Then Aaron shall lay both his hands on the head of the live goat, and confess over it all the iniquities of the sons of Israel, and all their transgressions in regard to all their sins; and he shall lay them on the head of the goat and send it away into the wilderness by the hand of a man who stands in readiness. (Leviticus 16:21).

After the ceremony a chosen man led the goat into the wilderness where it was eventually abandoned. A red thread was tied to the horns of the scapegoat in case it would later appear in a community in the wilderness. Anyone who saw the red thread on the goat’s head knew that they were to avoid contact with it.

Later a system developed wherein an appointed man led the goat with a rope around its neck outside the eastern gate across the mountains and into the wilderness. He eventually transferred the goat to another man who would run with the goat to a distant mountain and hand the goat to a third person. Miles outside the city of Jerusalem on a mountain called the mount of Azazel; the scapegoat carrying the sins of the nation was pushed off a cliff where it tumbled to a violent death hundreds of feet below. When this goat met its death, a crimson colored thread that had been nailed to the outside of the temple door supernaturally turned white. This was visible evidence to the priests, Levites, and Israelites that god had forgiven their sins. Isaiah may have been referring to this crimson thread when he wrote.

Isaiah 1:18

"Come now, let us reason together," says the LORD. "Though your sins are like scarlet, they shall be as white as snow; though they are red as crimson, they shall be like wool.The death of the scapegoat assured the people that their sins were wiped clean.

This is why Isaiah penned these words being inspired from the lord.

Isaiah 43:25

"I, even I, am he who blots out your transgressions, for my own sake, and remembers your sins no more.


The author draws a connection between the two goats and the three red threads.

The scarlet threads were placed in three locations:

the neck of one goat,
the right horn of another goat and
the temple door.

The three red threads are a visual image of the three persons on three crosses on the day of Christ’s crucifixion (John 19:18).

The thief on one side died unrepentant thus carrying his sins to the grave. (Luke 23: 39-40). He represents the scapegoat that carried the sins into the wilderness where it met its death.

Jesus hung in the middle thus representing the goat for the lord which was slaughtered on the altar.

The other thief was converted on the cross therefore his scarlet sins became white as snow. This thief’s conversion is represented by the red thread nailed to the wooden door of the temple that changed colors in the midst of the Yom Kippur ceremony.

The two goats had to be identical in size, color and shape. Christ was condemned to die but Barabbas a man who was guilty of a crime was released and set free (Matthew 27: 16-26). The Hebrew name of Jesus is Y’shuah.

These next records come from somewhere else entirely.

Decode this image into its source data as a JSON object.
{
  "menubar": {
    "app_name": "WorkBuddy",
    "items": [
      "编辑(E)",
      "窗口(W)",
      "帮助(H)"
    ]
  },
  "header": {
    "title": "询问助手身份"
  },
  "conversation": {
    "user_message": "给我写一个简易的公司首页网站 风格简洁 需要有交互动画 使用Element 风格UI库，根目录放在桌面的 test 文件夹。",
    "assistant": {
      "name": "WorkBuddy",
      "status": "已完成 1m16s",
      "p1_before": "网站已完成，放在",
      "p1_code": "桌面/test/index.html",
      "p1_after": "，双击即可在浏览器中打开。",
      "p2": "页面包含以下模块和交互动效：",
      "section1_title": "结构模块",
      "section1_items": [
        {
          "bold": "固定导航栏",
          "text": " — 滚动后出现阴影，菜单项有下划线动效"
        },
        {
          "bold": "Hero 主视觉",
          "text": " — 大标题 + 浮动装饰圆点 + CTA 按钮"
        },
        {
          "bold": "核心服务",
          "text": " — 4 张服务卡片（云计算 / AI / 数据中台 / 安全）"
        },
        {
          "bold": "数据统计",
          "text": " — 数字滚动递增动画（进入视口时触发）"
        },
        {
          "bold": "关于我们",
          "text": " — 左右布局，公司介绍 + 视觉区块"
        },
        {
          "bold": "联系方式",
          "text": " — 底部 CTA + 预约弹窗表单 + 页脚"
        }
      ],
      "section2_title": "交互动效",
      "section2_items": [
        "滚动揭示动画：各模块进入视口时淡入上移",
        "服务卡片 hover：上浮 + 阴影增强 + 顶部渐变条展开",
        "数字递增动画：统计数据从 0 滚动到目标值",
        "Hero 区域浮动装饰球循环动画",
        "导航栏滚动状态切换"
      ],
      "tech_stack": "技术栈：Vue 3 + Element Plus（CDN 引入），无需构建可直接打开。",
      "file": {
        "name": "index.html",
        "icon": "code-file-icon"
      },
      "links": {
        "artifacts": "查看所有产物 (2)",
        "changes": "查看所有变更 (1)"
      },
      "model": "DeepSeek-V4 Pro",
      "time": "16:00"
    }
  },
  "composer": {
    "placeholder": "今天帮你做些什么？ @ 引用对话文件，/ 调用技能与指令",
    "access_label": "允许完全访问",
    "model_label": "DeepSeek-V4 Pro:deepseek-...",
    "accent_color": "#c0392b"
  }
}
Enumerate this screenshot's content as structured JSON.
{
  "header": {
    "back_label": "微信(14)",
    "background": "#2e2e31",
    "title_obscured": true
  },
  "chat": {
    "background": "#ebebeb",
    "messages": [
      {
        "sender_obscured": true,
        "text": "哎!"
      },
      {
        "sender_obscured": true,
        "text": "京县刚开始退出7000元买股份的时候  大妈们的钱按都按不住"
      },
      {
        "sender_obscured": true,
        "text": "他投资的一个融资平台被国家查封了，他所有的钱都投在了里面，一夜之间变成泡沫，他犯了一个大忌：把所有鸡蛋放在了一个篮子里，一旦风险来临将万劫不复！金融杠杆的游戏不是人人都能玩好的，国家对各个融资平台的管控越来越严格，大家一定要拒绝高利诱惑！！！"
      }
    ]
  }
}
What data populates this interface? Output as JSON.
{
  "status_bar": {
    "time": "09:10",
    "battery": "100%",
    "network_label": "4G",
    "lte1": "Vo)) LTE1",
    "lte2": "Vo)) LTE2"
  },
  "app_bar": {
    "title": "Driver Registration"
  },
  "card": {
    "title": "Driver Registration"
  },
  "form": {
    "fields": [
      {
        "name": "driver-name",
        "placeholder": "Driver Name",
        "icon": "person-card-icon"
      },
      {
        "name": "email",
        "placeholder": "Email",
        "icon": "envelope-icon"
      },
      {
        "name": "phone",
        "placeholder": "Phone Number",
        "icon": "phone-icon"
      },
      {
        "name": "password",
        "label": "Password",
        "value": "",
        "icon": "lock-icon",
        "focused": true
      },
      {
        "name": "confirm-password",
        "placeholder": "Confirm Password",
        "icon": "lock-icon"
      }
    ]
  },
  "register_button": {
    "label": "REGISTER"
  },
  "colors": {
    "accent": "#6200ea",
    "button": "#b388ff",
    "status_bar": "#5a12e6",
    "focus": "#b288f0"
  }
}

According to an early church father, the actual name of Barabbas was Y’shuah. Both he and Christ had identical first names.

The name Barabbas comes from two words: Bar meaning son and Abbas meaning the exalted or high father. Jesus Christ was the exalted son of the heavenly father (Acts 2:33)

Numbers 4:2

"Take a census of the Kohathite branch of the Levites by their clans and families.--

No comments:

Post a Comment


Related Posts with Thumbnails